* Problem details *
Copy out each line below exactly as it appears.

(Records from a data source)
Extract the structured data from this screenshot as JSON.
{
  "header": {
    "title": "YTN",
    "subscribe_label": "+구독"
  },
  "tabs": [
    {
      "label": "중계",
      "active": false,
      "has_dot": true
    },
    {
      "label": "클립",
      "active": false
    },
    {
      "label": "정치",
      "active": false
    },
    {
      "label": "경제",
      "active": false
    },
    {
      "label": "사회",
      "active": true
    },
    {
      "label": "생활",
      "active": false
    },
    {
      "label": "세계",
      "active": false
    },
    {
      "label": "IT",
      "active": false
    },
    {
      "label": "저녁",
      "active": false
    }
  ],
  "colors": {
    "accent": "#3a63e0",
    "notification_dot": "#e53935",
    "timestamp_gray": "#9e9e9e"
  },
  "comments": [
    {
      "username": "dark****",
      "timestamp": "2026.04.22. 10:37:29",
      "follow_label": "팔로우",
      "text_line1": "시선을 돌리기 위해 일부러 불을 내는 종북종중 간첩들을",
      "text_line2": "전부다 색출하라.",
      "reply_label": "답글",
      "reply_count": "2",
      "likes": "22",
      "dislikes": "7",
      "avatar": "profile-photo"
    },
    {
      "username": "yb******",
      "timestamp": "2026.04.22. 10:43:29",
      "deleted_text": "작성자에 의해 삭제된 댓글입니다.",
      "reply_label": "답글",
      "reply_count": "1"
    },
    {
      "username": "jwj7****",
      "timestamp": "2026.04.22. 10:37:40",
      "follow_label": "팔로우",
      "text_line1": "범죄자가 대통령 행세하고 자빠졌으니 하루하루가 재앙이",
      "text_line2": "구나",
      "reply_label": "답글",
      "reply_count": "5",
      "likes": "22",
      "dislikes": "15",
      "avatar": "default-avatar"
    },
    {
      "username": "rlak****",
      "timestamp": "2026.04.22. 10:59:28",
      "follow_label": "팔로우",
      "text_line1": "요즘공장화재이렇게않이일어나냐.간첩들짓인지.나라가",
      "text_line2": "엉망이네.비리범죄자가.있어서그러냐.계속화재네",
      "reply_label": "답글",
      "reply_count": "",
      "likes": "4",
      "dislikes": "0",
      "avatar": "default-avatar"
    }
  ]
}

* The answer *
Extract the structured data from this screenshot as JSON.
{
  "header": {
    "title": "YTN",
    "subscribe_label": "+구독"
  },
  "tabs": [
    {
      "label": "중계",
      "active": false,
      "has_dot": true
    },
    {
      "label": "클립",
      "active": false
    },
    {
      "label": "정치",
      "active": false
    },
    {
      "label": "경제",
      "active": false
    },
    {
      "label": "사회",
      "active": true
    },
    {
      "label": "생활",
      "active": false
    },
    {
      "label": "세계",
      "active": false
    },
    {
      "label": "IT",
      "active": false
    },
    {
      "label": "저녁",
      "active": false
    }
  ],
  "colors": {
    "accent": "#3a63e0",
    "notification_dot": "#e53935",
    "timestamp_gray": "#9e9e9e"
  },
  "comments": [
    {
      "username": "dark****",
      "timestamp": "2026.04.22. 10:37:29",
      "follow_label": "팔로우",
      "text_line1": "시선을 돌리기 위해 일부러 불을 내는 종북종중 간첩들을",
      "text_line2": "전부다 색출하라.",
      "reply_label": "답글",
      "reply_count": "2",
      "likes": "22",
      "dislikes": "7",
      "avatar": "profile-photo"
    },
    {
      "username": "yb******",
      "timestamp": "2026.04.22. 10:43:29",
      "deleted_text": "작성자에 의해 삭제된 댓글입니다.",
      "reply_label": "답글",
      "reply_count": "1"
    },
    {
      "username": "jwj7****",
      "timestamp": "2026.04.22. 10:37:40",
      "follow_label": "팔로우",
      "text_line1": "범죄자가 대통령 행세하고 자빠졌으니 하루하루가 재앙이",
      "text_line2": "구나",
      "reply_label": "답글",
      "reply_count": "5",
      "likes": "22",
      "dislikes": "15",
      "avatar": "default-avatar"
    },
    {
      "username": "rlak****",
      "timestamp": "2026.04.22. 10:59:28",
      "follow_label": "팔로우",
      "text_line1": "요즘공장화재이렇게않이일어나냐.간첩들짓인지.나라가",
      "text_line2": "엉망이네.비리범죄자가.있어서그러냐.계속화재네",
      "reply_label": "답글",
      "reply_count": "",
      "likes": "4",
      "dislikes": "0",
      "avatar": "default-avatar"
    }
  ]
}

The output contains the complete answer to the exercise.